I obtained system-level privileges on Jerry by first finding weak administrative credentials to the Apache Tomcat Manager web application running on port 8080. Using those credentials, I abused built-in functionality within the Manager application to gain system-level shell access to the host.

Timeline of Notable Events

Timestamp (UTC) Event
2021-09-15 17:22:04 PM Assessment started
2021-09-15 17:22:49 PM Identified Apache Tomcat Manager application running on port 8080
2021-09-15 17:23:18 PM Found weak credentials to the Manager application for the tomcat user
2021-09-15 17:23:38 PM Used the Manager application to upload a malicious war file, establishing a Metasploit reverse shell running as the NT AUTHORITY\SYSTEM user

Attack Graph

This is the attack graph that represents what I did. I’ll walk through this in detail below:


17:22:04 PM UTC: I started my assessment. I was provided the Jerry’s IP address, I confirmed this machine was live with an nmap ping sweep.

I ran TCP and UDP port scans using nmap and found a single HTTP port open, 8080:

17:22:49 PM UTC: I crawled the web site running at port 8080 and found the default landing page for Apache Tomcat. Apache Tomcat is a very popular web server used to run Java-based web applications.

I tried to access the Manager application running within Tomcat but found that it required credentials to access.

17:23:18 PM UTC: I ran a default credentials scan using nmap and the nndefaccts script. I discovered that the Manager application could be accessed with the user tomcat and the password s3cret.

17:23:38 PM UTC: It is often the case that admin-level access to a web application results in obtaining shell access to the host running the web application.

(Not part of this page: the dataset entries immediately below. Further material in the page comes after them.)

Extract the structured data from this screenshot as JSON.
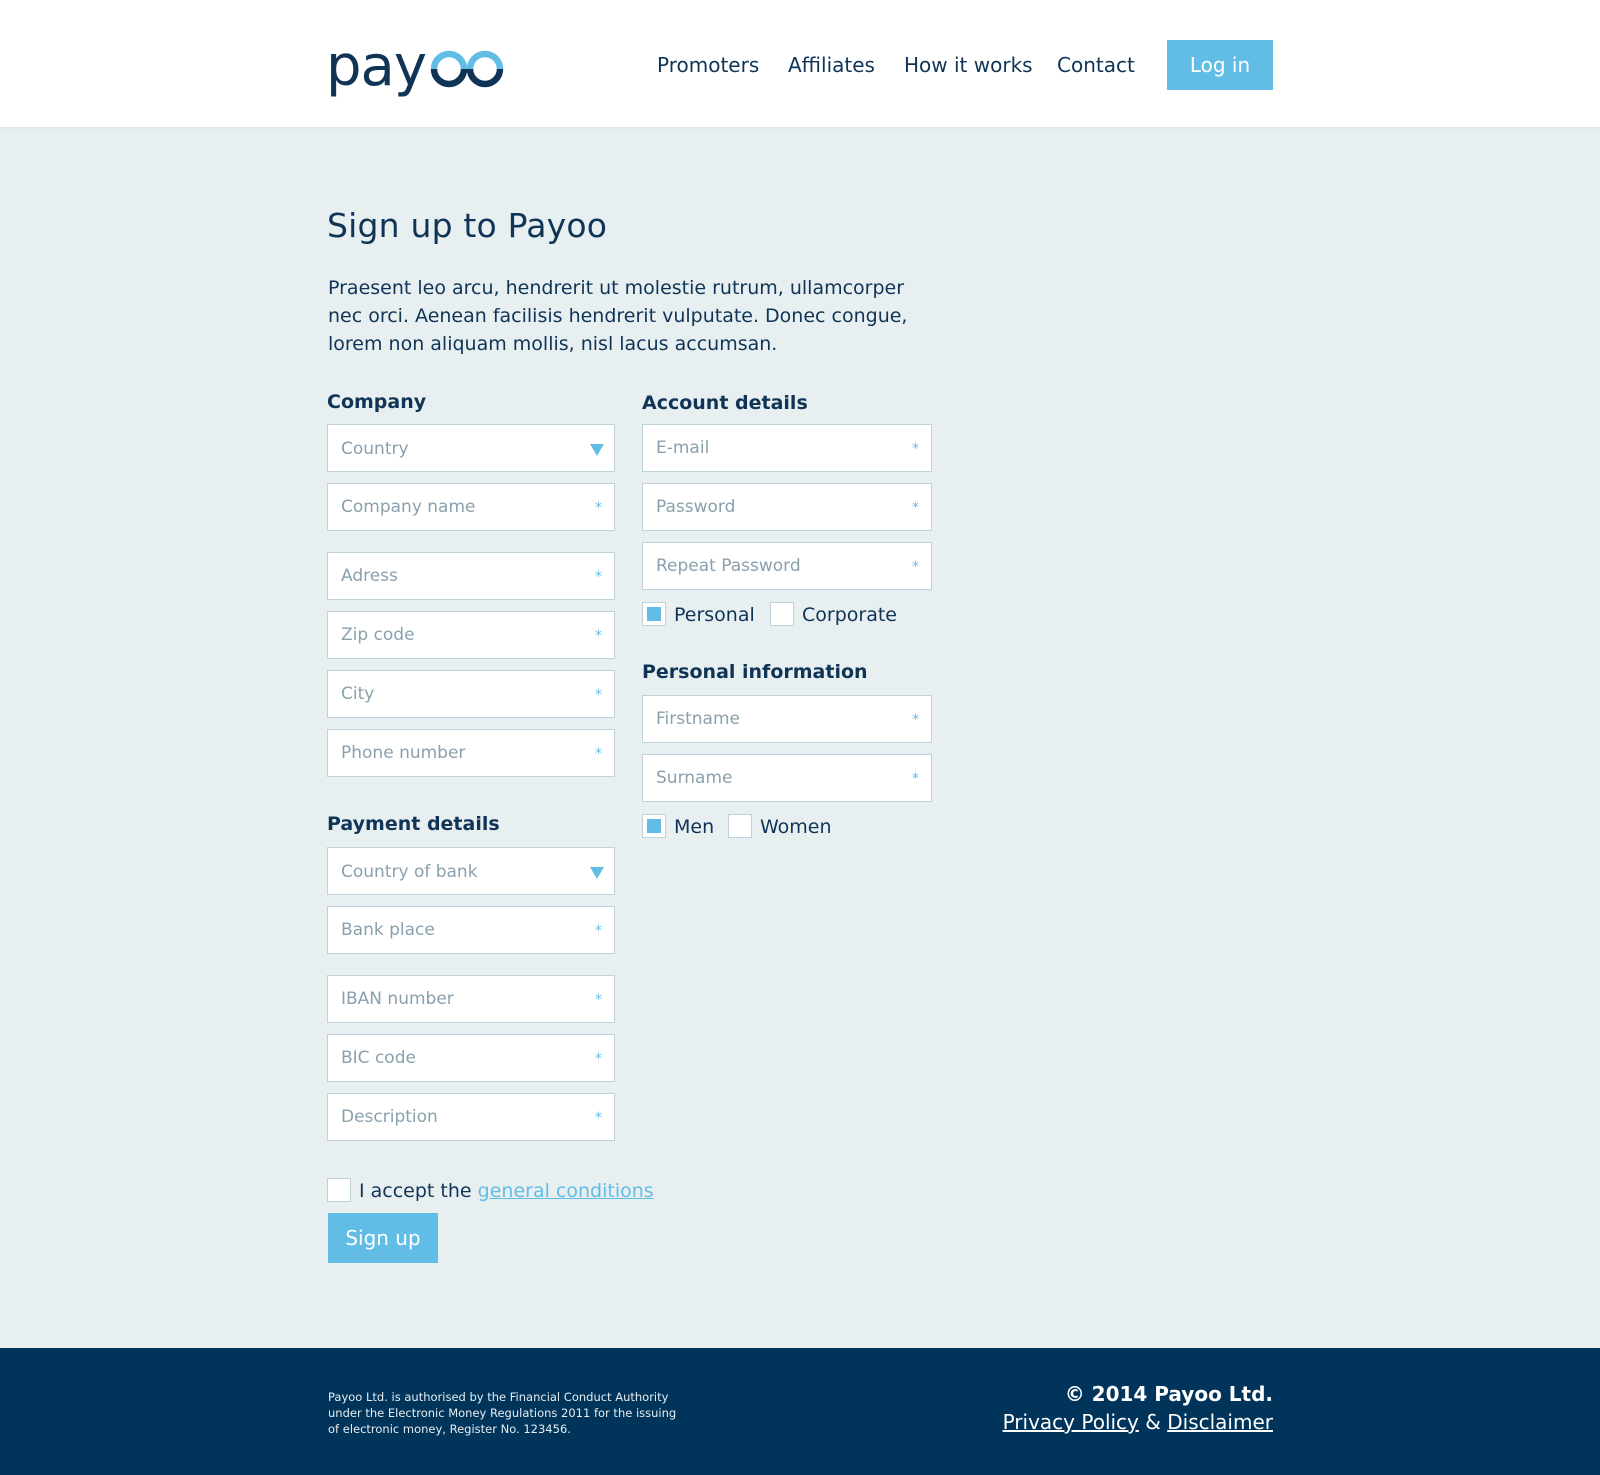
{
  "brand": {
    "name": "payoo",
    "dark": "#0f3456",
    "accent": "#62bde6"
  },
  "nav": {
    "items": [
      {
        "label": "Promoters"
      },
      {
        "label": "Affiliates"
      },
      {
        "label": "How it works"
      },
      {
        "label": "Contact"
      }
    ],
    "login_label": "Log in"
  },
  "intro": {
    "title": "Sign up to Payoo",
    "text": "Praesent leo arcu, hendrerit ut molestie rutrum, ullamcorper nec orci. Aenean facilisis hendrerit vulputate. Donec congue, lorem non aliquam mollis, nisl lacus accumsan."
  },
  "company": {
    "title": "Company",
    "country": "Country",
    "company_name": "Company name",
    "address": "Adress",
    "zip": "Zip code",
    "city": "City",
    "phone": "Phone number"
  },
  "payment": {
    "title": "Payment details",
    "country_of_bank": "Country of bank",
    "bank_place": "Bank place",
    "iban": "IBAN number",
    "bic": "BIC code",
    "description": "Description"
  },
  "account": {
    "title": "Account details",
    "email": "E-mail",
    "password": "Password",
    "repeat_password": "Repeat Password",
    "type_personal": "Personal",
    "type_corporate": "Corporate",
    "personal_checked": true,
    "corporate_checked": false
  },
  "personal": {
    "title": "Personal information",
    "firstname": "Firstname",
    "surname": "Surname",
    "men": "Men",
    "women": "Women",
    "men_checked": true,
    "women_checked": false
  },
  "required_marker": "*",
  "terms": {
    "prefix": "I accept the",
    "link": "general conditions",
    "checked": false
  },
  "signup_label": "Sign up",
  "footer": {
    "legal": "Payoo Ltd. is authorised by the Financial Conduct Authority under the Electronic Money Regulations 2011 for the issuing of electronic money, Register No. 123456.",
    "copyright": "© 2014 Payoo Ltd.",
    "privacy": "Privacy Policy",
    "amp": "&",
    "disclaimer": "Disclaimer"
  }
}
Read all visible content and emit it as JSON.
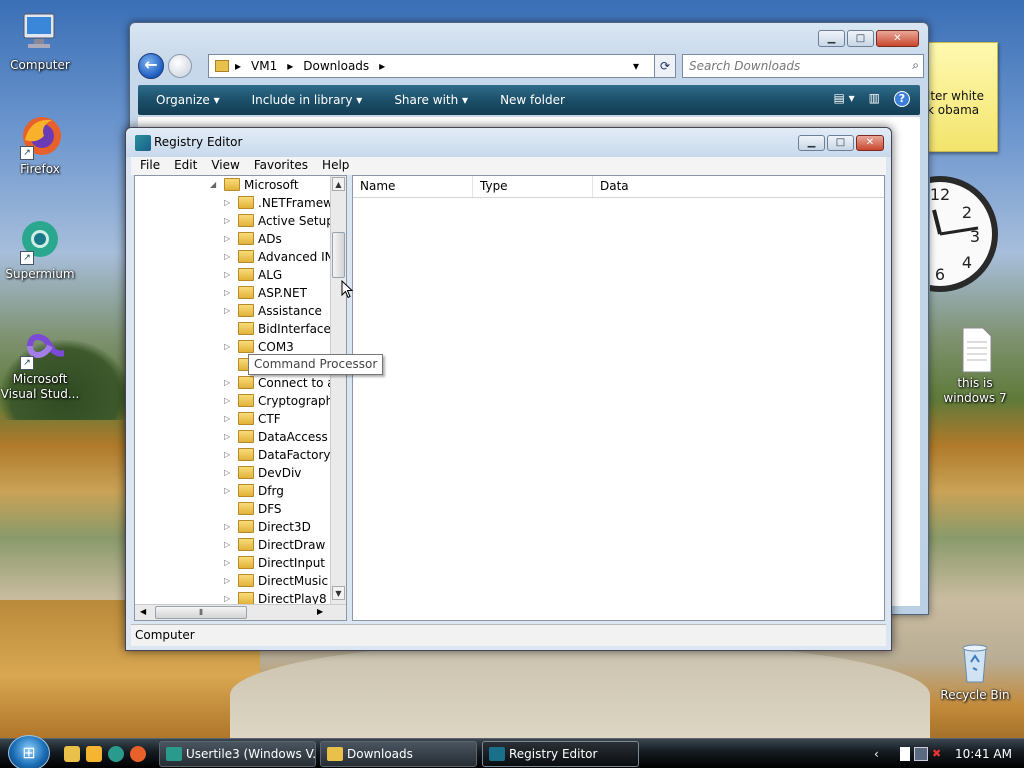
{
  "desktop": {
    "icons": [
      {
        "label": "Computer",
        "icon": "computer-icon"
      },
      {
        "label": "Firefox",
        "icon": "firefox-icon"
      },
      {
        "label": "Supermium",
        "icon": "supermium-icon"
      },
      {
        "label": "Microsoft Visual Stud...",
        "icon": "visual-studio-icon"
      },
      {
        "label": "this is windows 7",
        "icon": "text-file-icon"
      },
      {
        "label": "Recycle Bin",
        "icon": "recycle-bin-icon"
      }
    ],
    "sticky_note": {
      "lines": [
        "lter white",
        "k obama"
      ]
    }
  },
  "explorer": {
    "breadcrumb": [
      "VM1",
      "Downloads"
    ],
    "search_placeholder": "Search Downloads",
    "toolbar": {
      "organize": "Organize",
      "include": "Include in library",
      "share": "Share with",
      "new_folder": "New folder"
    }
  },
  "regedit": {
    "title": "Registry Editor",
    "menu": [
      "File",
      "Edit",
      "View",
      "Favorites",
      "Help"
    ],
    "tree": {
      "root": "Microsoft",
      "items": [
        ".NETFramewo",
        "Active Setup",
        "ADs",
        "Advanced INF",
        "ALG",
        "ASP.NET",
        "Assistance",
        "BidInterface",
        "COM3",
        "Command Processor",
        "Connect to a N",
        "Cryptography",
        "CTF",
        "DataAccess",
        "DataFactory",
        "DevDiv",
        "Dfrg",
        "DFS",
        "Direct3D",
        "DirectDraw",
        "DirectInput",
        "DirectMusic",
        "DirectPlay8"
      ]
    },
    "columns": {
      "name": "Name",
      "type": "Type",
      "data": "Data"
    },
    "status": "Computer",
    "tooltip": "Command Processor"
  },
  "taskbar": {
    "tasks": [
      {
        "label": "Usertile3 (Windows V..."
      },
      {
        "label": "Downloads"
      },
      {
        "label": "Registry Editor"
      }
    ],
    "time": "10:41 AM"
  }
}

Attackers are well aware of different types of web applications and what kind of features they expose that can be abused to access the underlying host. This attacker technique, abusing admin-level web application privileges, is not really a vulnerability or misconfiguration — it’s simply the byproduct of having admin-level access in the first place.

The Manager application enables users to manage the life cycle of Java web applications run by the Tomcat web server. Users can deploy new applications, start them, stop them, and undeploy them. An attacker can abuse this functionality to deploy a malicious Java application. The malicious Java application can be used to execute arbitrary code within the Tomcat process running on the host.

To deploy a Java application within Tomcat, it must be first packaged up as a WAR (Web Application Archive) file. WAR files are essentially zip files containing Java code that adhere to a standard format.

The Metasploit framework contains a module, exploit/multi/http/tomcat_mgr_upload, that automates the process of generating a malicious WAR file and uploading it to a Tomcat server, given the username and password for a valid user. I used this module to deploy a malicious Java application that connected back to my own host and gave me a reverse shell. Within that reverse shell, I executed commands on the target host. The whoami command showed that I was running as NT AUTHORITY\SYSTEM, meaning the machine was fully compromised through the single tomcat user credential.

A Note on Cleaning Up

Responsible pentesters try not to leave traces of their activity lying around. In the case of the Tomcat exploit I ran using Metasploit, it was important to me to undeploy the malicious Java application that I had deployed and run. As part of doing this, I discovered that the Metasploit module I ran didn’t automatically undeploy the application, despite claiming to have done so. Upon further review, I noticed a bug in the Metasploit code related to the undeploy logic, and submitted a patch to the Metasploit git repo to fix it.


I fully compromised the Jerry machine in less than two minutes. To do this, I took advantage of two critical security flaws: first, weak administrative credentials for a web application, and second, the fact that this web application was running as a over-privileged system-level user. These two flaws are unfortunately common, and I see them routinely in real-world environments. Simple mitigations include setting up a strong password and creating a dedicated low-privilege service account to run the application.